Image generated by the hologram in the visible range (wavelength of 530 nm). Credit: Capasso Lab, Harvard SEAS
Security holograms have been part of credit cards for more than three decades, but scientists are always seeking to advance the technology. Now, using nanotechnology, researchers in OSA Fellow Federico Capasso’s laboratory at Harvard University (USA) have incorporated polarization into holography to boost its efficiency and security (Sci. Adv., doi: 10.1126/sciadv.1501258).
The Capasso lab’s holograms operate throughout the visible spectrum and into the near-infrared region, where they achieved efficiencies as high as 75 percent under illumination with 1.0- to 1.4-μm- wavelength light.
The Harvard team revisited the concept of “detour phase,” in which the displacement of adjacent elements in a grating shapes the wavefront and changes the interference pattern of light. The basic notion dates back to Lord Rayleigh and OSA Honorary Member A.A. Michelson, but it is used to generate binary holograms from an aperture array; it also played a role in the development of computer-generated holograms.
Using electron-beam lithography, the scientists in Capasso's lab, led by Mohammadreza Khorasaninejad and Antonio Ambrosio, built subwavelength silicon structures onto a transparent glass substrate. The tiny dielectric ridges used in their first experiments can distinguish between linear polarization states of incident light without a multiplicity of optical components in the light path.
Next, the researchers designed a chiral hologram consisting of tiny silicon “nanofins,” which display different information depending on the handedness of the circularly polarized reference light beam.
Such thin, lightweight, nanopatterned holograms could be integrated into wearable optical systems such as near-to-eye displays.

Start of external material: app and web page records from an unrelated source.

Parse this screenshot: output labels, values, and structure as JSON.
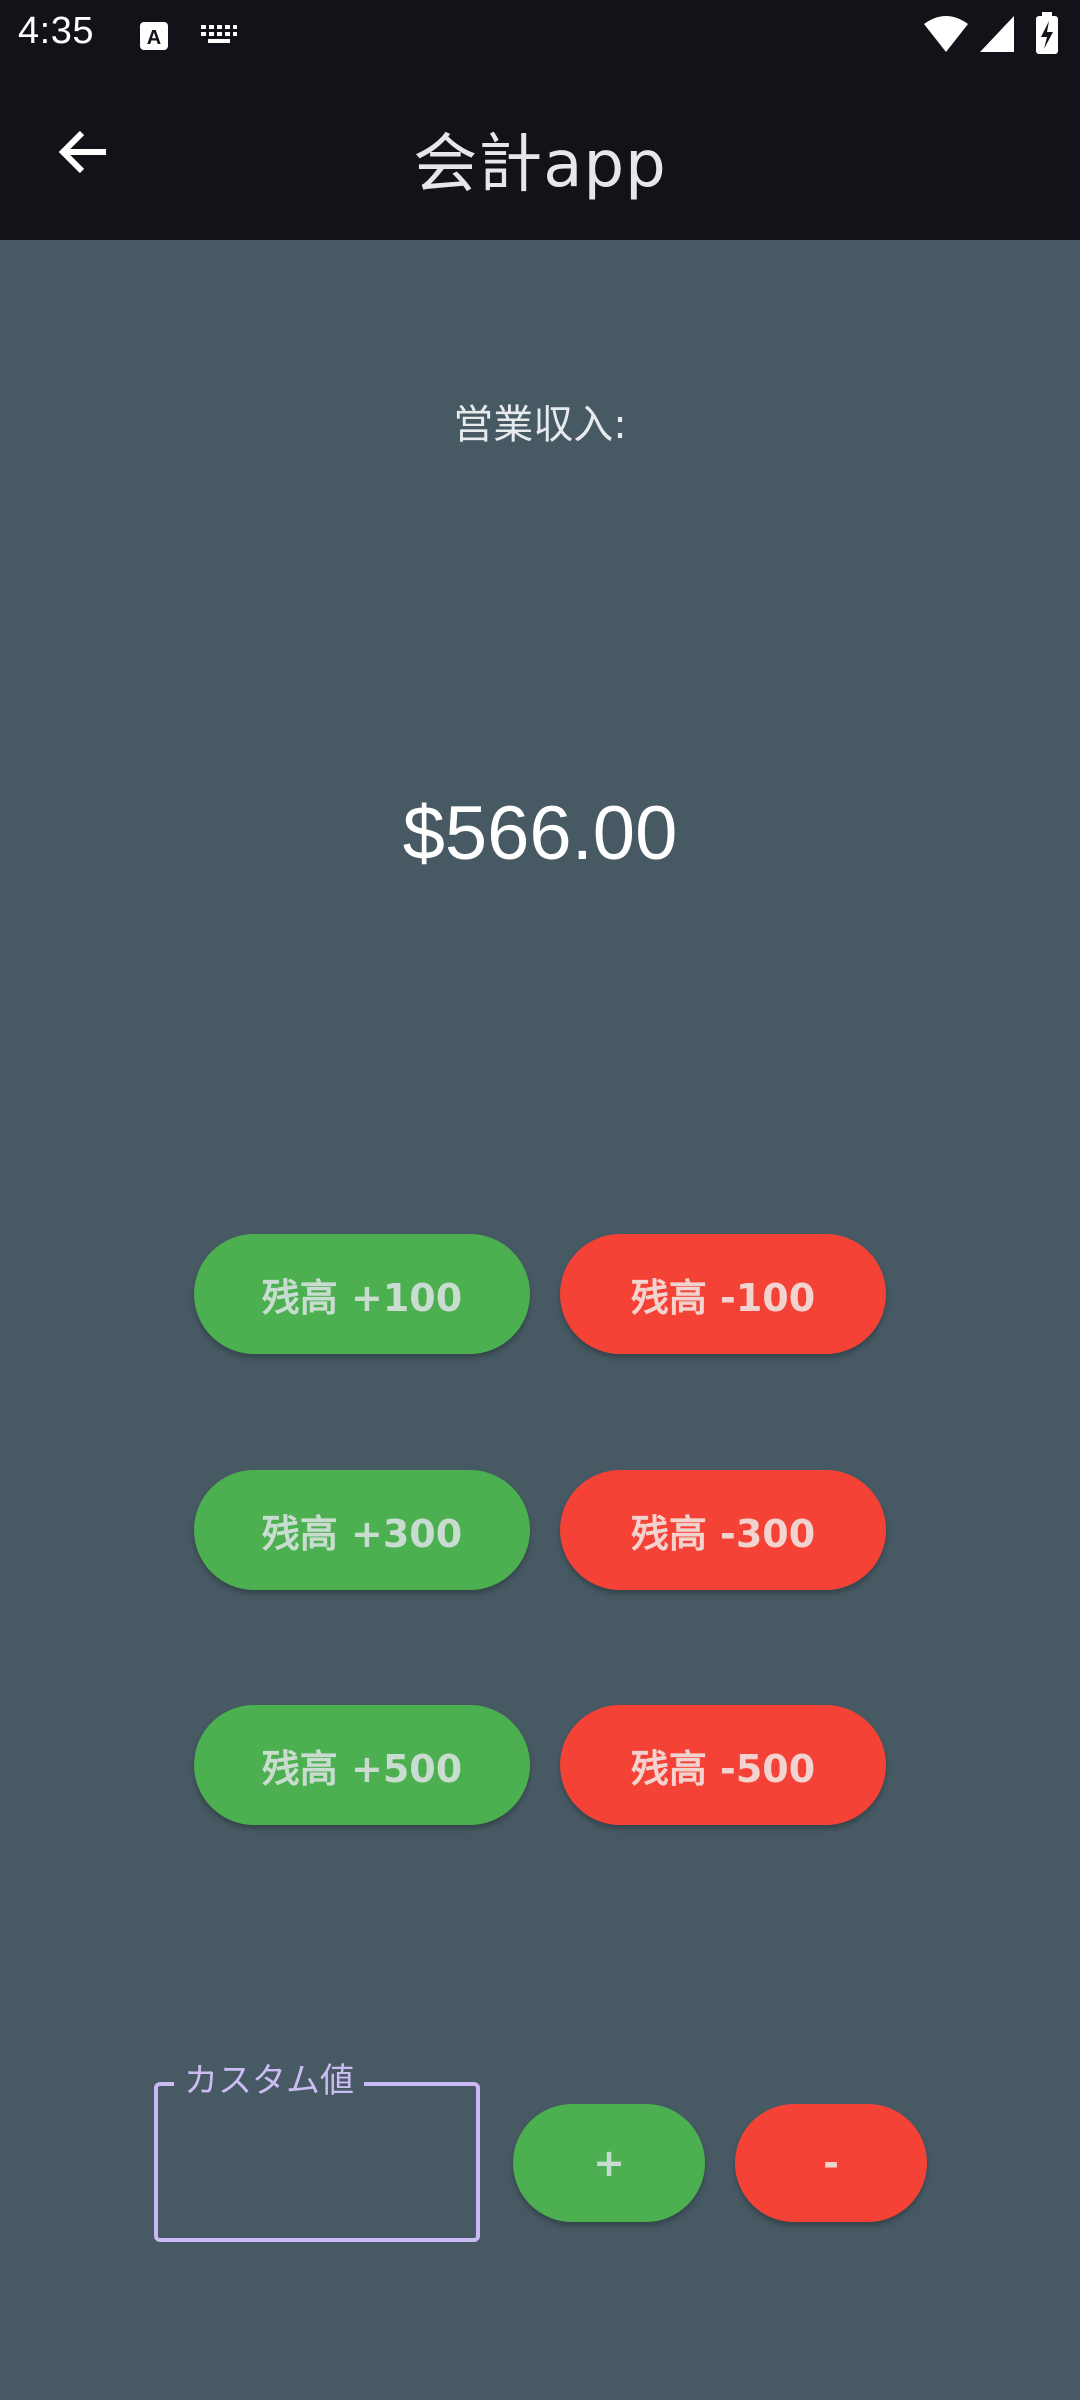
{
  "status_bar": {
    "time": "4:35",
    "icons": [
      "notification-a-icon",
      "keyboard-icon",
      "wifi-icon",
      "signal-icon",
      "battery-icon"
    ]
  },
  "app_bar": {
    "title": "会計app",
    "back_icon": "arrow-back-icon"
  },
  "main": {
    "income_label": "営業収入:",
    "balance": "$566.00",
    "buttons": [
      {
        "label": "残高 +100",
        "kind": "add",
        "amount": 100
      },
      {
        "label": "残高 -100",
        "kind": "subtract",
        "amount": 100
      },
      {
        "label": "残高 +300",
        "kind": "add",
        "amount": 300
      },
      {
        "label": "残高 -300",
        "kind": "subtract",
        "amount": 300
      },
      {
        "label": "残高 +500",
        "kind": "add",
        "amount": 500
      },
      {
        "label": "残高 -500",
        "kind": "subtract",
        "amount": 500
      }
    ],
    "custom": {
      "label": "カスタム値",
      "value": "",
      "plus_label": "+",
      "minus_label": "-"
    }
  },
  "colors": {
    "background": "#475a64",
    "app_bar": "#141218",
    "add_button": "#4caf50",
    "subtract_button": "#f44336",
    "field_outline": "#c9b9f4"
  }
}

They could also be deployed as anti-counterfeiting measures that display a message only when a recipient knows the correct light polarization to use.
The eight-petaled flower-shaped far-field intensity design in some of the Harvard group’s holographic images may look familiar—it is a monochromatic rendition of the logo for the 2015 International Year of Light.